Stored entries
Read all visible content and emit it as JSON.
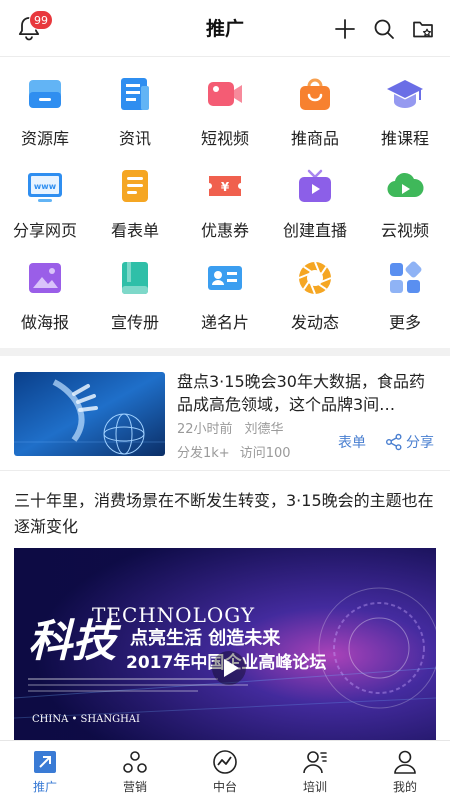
{
  "header": {
    "title": "推广",
    "badge_count": "99",
    "icons": [
      "bell-icon",
      "plus-icon",
      "search-icon",
      "folder-star-icon"
    ]
  },
  "grid": [
    {
      "label": "资源库",
      "icon": "resource-library-icon",
      "color": "#3b9ef0"
    },
    {
      "label": "资讯",
      "icon": "news-icon",
      "color": "#2f8ef0"
    },
    {
      "label": "短视频",
      "icon": "short-video-icon",
      "color": "#f45c74"
    },
    {
      "label": "推商品",
      "icon": "shopping-bag-icon",
      "color": "#f7812f"
    },
    {
      "label": "推课程",
      "icon": "graduation-cap-icon",
      "color": "#6a6ee6"
    },
    {
      "label": "分享网页",
      "icon": "webpage-icon",
      "color": "#2f8ef0"
    },
    {
      "label": "看表单",
      "icon": "form-icon",
      "color": "#f5a623"
    },
    {
      "label": "优惠券",
      "icon": "coupon-icon",
      "color": "#f0604e"
    },
    {
      "label": "创建直播",
      "icon": "live-tv-icon",
      "color": "#8c5fe8"
    },
    {
      "label": "云视频",
      "icon": "cloud-video-icon",
      "color": "#3fb85a"
    },
    {
      "label": "做海报",
      "icon": "poster-icon",
      "color": "#9a5ee8"
    },
    {
      "label": "宣传册",
      "icon": "brochure-icon",
      "color": "#2fbfa8"
    },
    {
      "label": "递名片",
      "icon": "business-card-icon",
      "color": "#3b9ef0"
    },
    {
      "label": "发动态",
      "icon": "aperture-icon",
      "color": "#f5a623"
    },
    {
      "label": "更多",
      "icon": "more-grid-icon",
      "color": "#5a8ff0"
    }
  ],
  "article": {
    "title": "盘点3·15晚会30年大数据，食品药品成高危领域，这个品牌3间…",
    "time": "22小时前",
    "author": "刘德华",
    "shares": "分发1k+",
    "visits": "访问100",
    "form_label": "表单",
    "share_label": "分享"
  },
  "post": {
    "text": "三十年里，消费场景在不断发生转变，3·15晚会的主题也在逐渐变化",
    "image": {
      "heading_en": "TECHNOLOGY",
      "heading_cn": "科技",
      "slogan": "点亮生活 创造未来",
      "subtitle": "2017年中国企业高峰论坛",
      "location": "CHINA • SHANGHAI"
    }
  },
  "tabs": [
    {
      "label": "推广",
      "icon": "promote-icon",
      "active": true
    },
    {
      "label": "营销",
      "icon": "marketing-icon",
      "active": false
    },
    {
      "label": "中台",
      "icon": "dashboard-icon",
      "active": false
    },
    {
      "label": "培训",
      "icon": "training-icon",
      "active": false
    },
    {
      "label": "我的",
      "icon": "profile-icon",
      "active": false
    }
  ],
  "colors": {
    "accent": "#3a7bd5",
    "badge": "#e8383d",
    "link": "#4a7fd0"
  }
}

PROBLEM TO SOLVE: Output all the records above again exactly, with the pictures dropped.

EXERCISE SOLUTION:
Read all visible content and emit it as JSON.
{
  "header": {
    "title": "推广",
    "badge_count": "99",
    "icons": [
      "bell-icon",
      "plus-icon",
      "search-icon",
      "folder-star-icon"
    ]
  },
  "grid": [
    {
      "label": "资源库",
      "icon": "resource-library-icon",
      "color": "#3b9ef0"
    },
    {
      "label": "资讯",
      "icon": "news-icon",
      "color": "#2f8ef0"
    },
    {
      "label": "短视频",
      "icon": "short-video-icon",
      "color": "#f45c74"
    },
    {
      "label": "推商品",
      "icon": "shopping-bag-icon",
      "color": "#f7812f"
    },
    {
      "label": "推课程",
      "icon": "graduation-cap-icon",
      "color": "#6a6ee6"
    },
    {
      "label": "分享网页",
      "icon": "webpage-icon",
      "color": "#2f8ef0"
    },
    {
      "label": "看表单",
      "icon": "form-icon",
      "color": "#f5a623"
    },
    {
      "label": "优惠券",
      "icon": "coupon-icon",
      "color": "#f0604e"
    },
    {
      "label": "创建直播",
      "icon": "live-tv-icon",
      "color": "#8c5fe8"
    },
    {
      "label": "云视频",
      "icon": "cloud-video-icon",
      "color": "#3fb85a"
    },
    {
      "label": "做海报",
      "icon": "poster-icon",
      "color": "#9a5ee8"
    },
    {
      "label": "宣传册",
      "icon": "brochure-icon",
      "color": "#2fbfa8"
    },
    {
      "label": "递名片",
      "icon": "business-card-icon",
      "color": "#3b9ef0"
    },
    {
      "label": "发动态",
      "icon": "aperture-icon",
      "color": "#f5a623"
    },
    {
      "label": "更多",
      "icon": "more-grid-icon",
      "color": "#5a8ff0"
    }
  ],
  "article": {
    "title": "盘点3·15晚会30年大数据，食品药品成高危领域，这个品牌3间…",
    "time": "22小时前",
    "author": "刘德华",
    "shares": "分发1k+",
    "visits": "访问100",
    "form_label": "表单",
    "share_label": "分享"
  },
  "post": {
    "text": "三十年里，消费场景在不断发生转变，3·15晚会的主题也在逐渐变化",
    "image": {
      "heading_en": "TECHNOLOGY",
      "heading_cn": "科技",
      "slogan": "点亮生活 创造未来",
      "subtitle": "2017年中国企业高峰论坛",
      "location": "CHINA • SHANGHAI"
    }
  },
  "tabs": [
    {
      "label": "推广",
      "icon": "promote-icon",
      "active": true
    },
    {
      "label": "营销",
      "icon": "marketing-icon",
      "active": false
    },
    {
      "label": "中台",
      "icon": "dashboard-icon",
      "active": false
    },
    {
      "label": "培训",
      "icon": "training-icon",
      "active": false
    },
    {
      "label": "我的",
      "icon": "profile-icon",
      "active": false
    }
  ],
  "colors": {
    "accent": "#3a7bd5",
    "badge": "#e8383d",
    "link": "#4a7fd0"
  }
}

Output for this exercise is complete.